__EXERCISE__
Each entry below has to be written out again without any change.

DATA: Begin

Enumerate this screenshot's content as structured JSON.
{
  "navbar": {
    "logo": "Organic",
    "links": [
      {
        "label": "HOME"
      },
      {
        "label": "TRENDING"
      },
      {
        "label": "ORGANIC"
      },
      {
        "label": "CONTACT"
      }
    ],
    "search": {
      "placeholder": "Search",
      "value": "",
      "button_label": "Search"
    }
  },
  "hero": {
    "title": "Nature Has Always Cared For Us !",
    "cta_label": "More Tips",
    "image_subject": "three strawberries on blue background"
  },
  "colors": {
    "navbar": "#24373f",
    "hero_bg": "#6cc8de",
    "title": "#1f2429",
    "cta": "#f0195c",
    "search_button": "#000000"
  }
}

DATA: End

__RESULT OF THIS TASK__
Enumerate this screenshot's content as structured JSON.
{
  "navbar": {
    "logo": "Organic",
    "links": [
      {
        "label": "HOME"
      },
      {
        "label": "TRENDING"
      },
      {
        "label": "ORGANIC"
      },
      {
        "label": "CONTACT"
      }
    ],
    "search": {
      "placeholder": "Search",
      "value": "",
      "button_label": "Search"
    }
  },
  "hero": {
    "title": "Nature Has Always Cared For Us !",
    "cta_label": "More Tips",
    "image_subject": "three strawberries on blue background"
  },
  "colors": {
    "navbar": "#24373f",
    "hero_bg": "#6cc8de",
    "title": "#1f2429",
    "cta": "#f0195c",
    "search_button": "#000000"
  }
}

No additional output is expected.